→ **TASK PROMPT**: Search the data for "CharacterController". Return each matching line.

--------------------------------

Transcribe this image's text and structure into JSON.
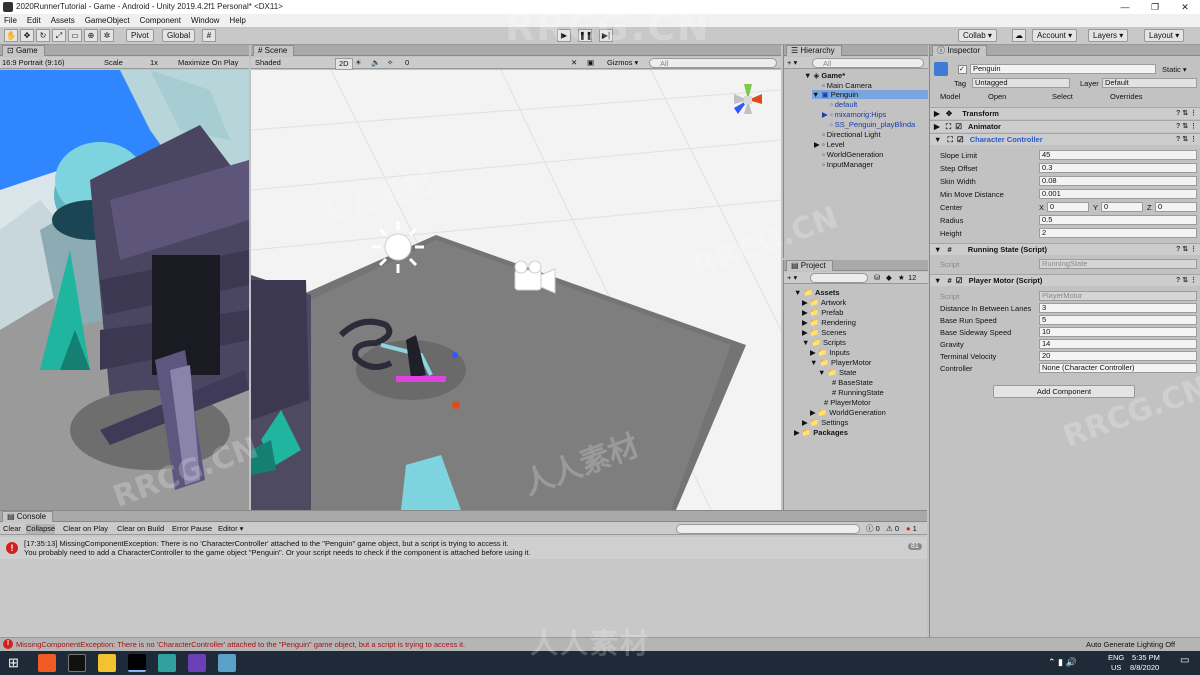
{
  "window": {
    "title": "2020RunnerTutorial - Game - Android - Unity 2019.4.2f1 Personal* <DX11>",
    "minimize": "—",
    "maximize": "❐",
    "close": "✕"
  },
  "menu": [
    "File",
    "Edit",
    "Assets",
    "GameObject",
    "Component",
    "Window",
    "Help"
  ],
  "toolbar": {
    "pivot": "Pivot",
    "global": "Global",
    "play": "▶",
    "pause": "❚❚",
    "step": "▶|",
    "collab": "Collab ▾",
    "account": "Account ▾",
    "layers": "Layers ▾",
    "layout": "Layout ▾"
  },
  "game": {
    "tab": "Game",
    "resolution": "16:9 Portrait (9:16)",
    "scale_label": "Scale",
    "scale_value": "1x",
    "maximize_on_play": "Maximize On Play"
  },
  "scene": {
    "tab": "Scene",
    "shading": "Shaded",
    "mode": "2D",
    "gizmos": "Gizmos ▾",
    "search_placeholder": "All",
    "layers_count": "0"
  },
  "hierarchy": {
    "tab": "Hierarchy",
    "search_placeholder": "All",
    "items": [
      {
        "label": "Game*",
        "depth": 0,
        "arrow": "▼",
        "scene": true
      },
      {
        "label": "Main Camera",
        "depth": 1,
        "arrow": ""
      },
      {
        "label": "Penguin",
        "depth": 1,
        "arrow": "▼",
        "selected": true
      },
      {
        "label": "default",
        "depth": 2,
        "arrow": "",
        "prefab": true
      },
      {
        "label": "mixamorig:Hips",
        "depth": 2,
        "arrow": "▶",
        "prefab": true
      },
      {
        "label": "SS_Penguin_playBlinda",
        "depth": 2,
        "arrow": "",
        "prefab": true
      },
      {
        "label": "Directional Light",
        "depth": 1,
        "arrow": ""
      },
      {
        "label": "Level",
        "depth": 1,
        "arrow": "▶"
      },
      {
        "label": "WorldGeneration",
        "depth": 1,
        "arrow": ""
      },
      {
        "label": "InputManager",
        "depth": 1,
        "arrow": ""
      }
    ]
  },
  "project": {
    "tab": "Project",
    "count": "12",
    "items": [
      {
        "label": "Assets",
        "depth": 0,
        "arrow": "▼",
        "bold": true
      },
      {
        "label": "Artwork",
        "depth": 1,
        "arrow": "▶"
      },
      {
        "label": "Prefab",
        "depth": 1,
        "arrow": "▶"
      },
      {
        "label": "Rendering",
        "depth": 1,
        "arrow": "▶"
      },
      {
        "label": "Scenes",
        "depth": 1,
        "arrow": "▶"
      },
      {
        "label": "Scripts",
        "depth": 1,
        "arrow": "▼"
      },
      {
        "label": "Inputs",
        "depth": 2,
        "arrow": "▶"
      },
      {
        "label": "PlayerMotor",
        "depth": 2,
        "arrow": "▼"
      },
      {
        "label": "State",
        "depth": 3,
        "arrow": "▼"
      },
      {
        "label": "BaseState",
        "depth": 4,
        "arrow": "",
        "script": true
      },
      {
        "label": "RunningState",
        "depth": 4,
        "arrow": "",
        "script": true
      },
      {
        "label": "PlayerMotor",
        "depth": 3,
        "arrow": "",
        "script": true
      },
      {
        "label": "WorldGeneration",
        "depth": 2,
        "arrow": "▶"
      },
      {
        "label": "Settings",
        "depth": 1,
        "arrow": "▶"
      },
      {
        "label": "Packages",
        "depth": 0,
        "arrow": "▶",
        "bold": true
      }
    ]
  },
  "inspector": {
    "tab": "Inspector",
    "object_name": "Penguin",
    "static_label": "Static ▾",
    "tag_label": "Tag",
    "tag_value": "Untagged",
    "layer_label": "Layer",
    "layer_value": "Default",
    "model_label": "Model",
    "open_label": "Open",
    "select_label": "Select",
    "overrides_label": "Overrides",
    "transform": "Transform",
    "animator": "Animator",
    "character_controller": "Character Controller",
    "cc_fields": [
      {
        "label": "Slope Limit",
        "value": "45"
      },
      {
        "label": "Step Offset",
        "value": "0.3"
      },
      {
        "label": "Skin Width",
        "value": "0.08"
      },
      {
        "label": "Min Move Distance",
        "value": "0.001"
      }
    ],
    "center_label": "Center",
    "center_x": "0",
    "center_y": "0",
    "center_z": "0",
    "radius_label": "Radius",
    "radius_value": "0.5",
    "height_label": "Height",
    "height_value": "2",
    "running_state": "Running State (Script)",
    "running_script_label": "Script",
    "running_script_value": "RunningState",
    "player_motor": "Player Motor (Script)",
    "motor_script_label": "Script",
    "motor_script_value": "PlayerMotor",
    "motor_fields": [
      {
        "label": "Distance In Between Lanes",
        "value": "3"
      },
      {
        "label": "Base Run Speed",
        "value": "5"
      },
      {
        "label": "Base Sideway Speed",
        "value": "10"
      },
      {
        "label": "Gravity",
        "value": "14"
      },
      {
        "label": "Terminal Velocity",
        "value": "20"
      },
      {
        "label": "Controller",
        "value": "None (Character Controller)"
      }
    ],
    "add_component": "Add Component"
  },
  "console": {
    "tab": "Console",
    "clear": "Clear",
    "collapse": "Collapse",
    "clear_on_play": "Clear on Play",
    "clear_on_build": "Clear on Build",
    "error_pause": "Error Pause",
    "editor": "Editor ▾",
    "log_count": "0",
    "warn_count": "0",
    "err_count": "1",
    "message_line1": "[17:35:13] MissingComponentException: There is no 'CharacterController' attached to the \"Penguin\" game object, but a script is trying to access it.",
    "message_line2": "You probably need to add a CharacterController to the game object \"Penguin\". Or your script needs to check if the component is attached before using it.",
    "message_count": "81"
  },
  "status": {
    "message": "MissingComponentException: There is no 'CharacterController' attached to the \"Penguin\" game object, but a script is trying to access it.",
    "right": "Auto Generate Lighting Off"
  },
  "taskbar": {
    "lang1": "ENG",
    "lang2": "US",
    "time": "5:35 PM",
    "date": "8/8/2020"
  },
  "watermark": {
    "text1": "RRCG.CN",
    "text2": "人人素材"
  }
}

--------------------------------

→ **RESPONSE AREA**:
    "message_line1": "[17:35:13] MissingComponentException: There is no 'CharacterController' attached to the \"Penguin\" game object, but a script is trying to access it.",
    "message_line2": "You probably need to add a CharacterController to the game object \"Penguin\". Or your script needs to check if the component is attached before using it.",
    "message": "MissingComponentException: There is no 'CharacterController' attached to the \"Penguin\" game object, but a script is trying to access it.",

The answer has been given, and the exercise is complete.